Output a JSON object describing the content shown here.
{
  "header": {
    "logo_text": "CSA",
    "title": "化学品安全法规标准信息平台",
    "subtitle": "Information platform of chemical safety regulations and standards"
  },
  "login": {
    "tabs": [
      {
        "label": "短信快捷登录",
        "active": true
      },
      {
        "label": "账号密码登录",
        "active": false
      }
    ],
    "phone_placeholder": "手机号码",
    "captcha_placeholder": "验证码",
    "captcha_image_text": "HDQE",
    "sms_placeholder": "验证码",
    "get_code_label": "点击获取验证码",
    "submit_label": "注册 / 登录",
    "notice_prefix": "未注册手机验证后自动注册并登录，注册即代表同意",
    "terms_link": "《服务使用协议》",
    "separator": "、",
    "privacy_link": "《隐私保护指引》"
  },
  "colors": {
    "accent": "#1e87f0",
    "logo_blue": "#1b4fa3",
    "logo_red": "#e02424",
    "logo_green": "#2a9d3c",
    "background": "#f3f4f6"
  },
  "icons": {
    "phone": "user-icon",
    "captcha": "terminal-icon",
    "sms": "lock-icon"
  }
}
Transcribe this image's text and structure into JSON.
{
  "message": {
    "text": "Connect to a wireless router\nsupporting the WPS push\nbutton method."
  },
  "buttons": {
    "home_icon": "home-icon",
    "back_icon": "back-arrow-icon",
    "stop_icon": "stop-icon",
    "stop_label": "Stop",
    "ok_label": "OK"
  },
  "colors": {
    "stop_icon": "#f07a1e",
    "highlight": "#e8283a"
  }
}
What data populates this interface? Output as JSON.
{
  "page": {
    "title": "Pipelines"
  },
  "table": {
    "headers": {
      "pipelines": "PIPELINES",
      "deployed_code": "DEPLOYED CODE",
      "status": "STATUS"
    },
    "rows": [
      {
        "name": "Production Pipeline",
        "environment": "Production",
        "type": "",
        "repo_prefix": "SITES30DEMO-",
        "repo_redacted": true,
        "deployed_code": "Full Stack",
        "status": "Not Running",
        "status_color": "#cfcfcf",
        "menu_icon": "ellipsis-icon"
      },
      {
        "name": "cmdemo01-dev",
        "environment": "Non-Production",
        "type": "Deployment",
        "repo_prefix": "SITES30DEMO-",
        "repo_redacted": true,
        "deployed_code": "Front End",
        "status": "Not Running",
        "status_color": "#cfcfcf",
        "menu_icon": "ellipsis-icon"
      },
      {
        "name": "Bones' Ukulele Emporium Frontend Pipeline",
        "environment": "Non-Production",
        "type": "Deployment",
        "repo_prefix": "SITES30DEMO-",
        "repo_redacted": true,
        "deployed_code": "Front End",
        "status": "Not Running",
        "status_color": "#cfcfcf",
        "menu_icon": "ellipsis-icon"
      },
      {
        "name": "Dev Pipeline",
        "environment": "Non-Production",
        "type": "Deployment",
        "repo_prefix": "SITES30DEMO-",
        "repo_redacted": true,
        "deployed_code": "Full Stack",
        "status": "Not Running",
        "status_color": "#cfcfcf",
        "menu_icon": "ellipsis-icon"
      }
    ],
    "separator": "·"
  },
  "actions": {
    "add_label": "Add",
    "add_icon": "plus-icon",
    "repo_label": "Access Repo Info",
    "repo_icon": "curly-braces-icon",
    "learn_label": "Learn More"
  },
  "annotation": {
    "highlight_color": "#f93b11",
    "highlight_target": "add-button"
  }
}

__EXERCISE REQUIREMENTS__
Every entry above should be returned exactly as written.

__RESPONSE__
Output a JSON object describing the content shown here.
{
  "header": {
    "logo_text": "CSA",
    "title": "化学品安全法规标准信息平台",
    "subtitle": "Information platform of chemical safety regulations and standards"
  },
  "login": {
    "tabs": [
      {
        "label": "短信快捷登录",
        "active": true
      },
      {
        "label": "账号密码登录",
        "active": false
      }
    ],
    "phone_placeholder": "手机号码",
    "captcha_placeholder": "验证码",
    "captcha_image_text": "HDQE",
    "sms_placeholder": "验证码",
    "get_code_label": "点击获取验证码",
    "submit_label": "注册 / 登录",
    "notice_prefix": "未注册手机验证后自动注册并登录，注册即代表同意",
    "terms_link": "《服务使用协议》",
    "separator": "、",
    "privacy_link": "《隐私保护指引》"
  },
  "colors": {
    "accent": "#1e87f0",
    "logo_blue": "#1b4fa3",
    "logo_red": "#e02424",
    "logo_green": "#2a9d3c",
    "background": "#f3f4f6"
  },
  "icons": {
    "phone": "user-icon",
    "captcha": "terminal-icon",
    "sms": "lock-icon"
  }
}
Transcribe this image's text and structure into JSON.
{
  "message": {
    "text": "Connect to a wireless router\nsupporting the WPS push\nbutton method."
  },
  "buttons": {
    "home_icon": "home-icon",
    "back_icon": "back-arrow-icon",
    "stop_icon": "stop-icon",
    "stop_label": "Stop",
    "ok_label": "OK"
  },
  "colors": {
    "stop_icon": "#f07a1e",
    "highlight": "#e8283a"
  }
}
What data populates this interface? Output as JSON.
{
  "page": {
    "title": "Pipelines"
  },
  "table": {
    "headers": {
      "pipelines": "PIPELINES",
      "deployed_code": "DEPLOYED CODE",
      "status": "STATUS"
    },
    "rows": [
      {
        "name": "Production Pipeline",
        "environment": "Production",
        "type": "",
        "repo_prefix": "SITES30DEMO-",
        "repo_redacted": true,
        "deployed_code": "Full Stack",
        "status": "Not Running",
        "status_color": "#cfcfcf",
        "menu_icon": "ellipsis-icon"
      },
      {
        "name": "cmdemo01-dev",
        "environment": "Non-Production",
        "type": "Deployment",
        "repo_prefix": "SITES30DEMO-",
        "repo_redacted": true,
        "deployed_code": "Front End",
        "status": "Not Running",
        "status_color": "#cfcfcf",
        "menu_icon": "ellipsis-icon"
      },
      {
        "name": "Bones' Ukulele Emporium Frontend Pipeline",
        "environment": "Non-Production",
        "type": "Deployment",
        "repo_prefix": "SITES30DEMO-",
        "repo_redacted": true,
        "deployed_code": "Front End",
        "status": "Not Running",
        "status_color": "#cfcfcf",
        "menu_icon": "ellipsis-icon"
      },
      {
        "name": "Dev Pipeline",
        "environment": "Non-Production",
        "type": "Deployment",
        "repo_prefix": "SITES30DEMO-",
        "repo_redacted": true,
        "deployed_code": "Full Stack",
        "status": "Not Running",
        "status_color": "#cfcfcf",
        "menu_icon": "ellipsis-icon"
      }
    ],
    "separator": "·"
  },
  "actions": {
    "add_label": "Add",
    "add_icon": "plus-icon",
    "repo_label": "Access Repo Info",
    "repo_icon": "curly-braces-icon",
    "learn_label": "Learn More"
  },
  "annotation": {
    "highlight_color": "#f93b11",
    "highlight_target": "add-button"
  }
}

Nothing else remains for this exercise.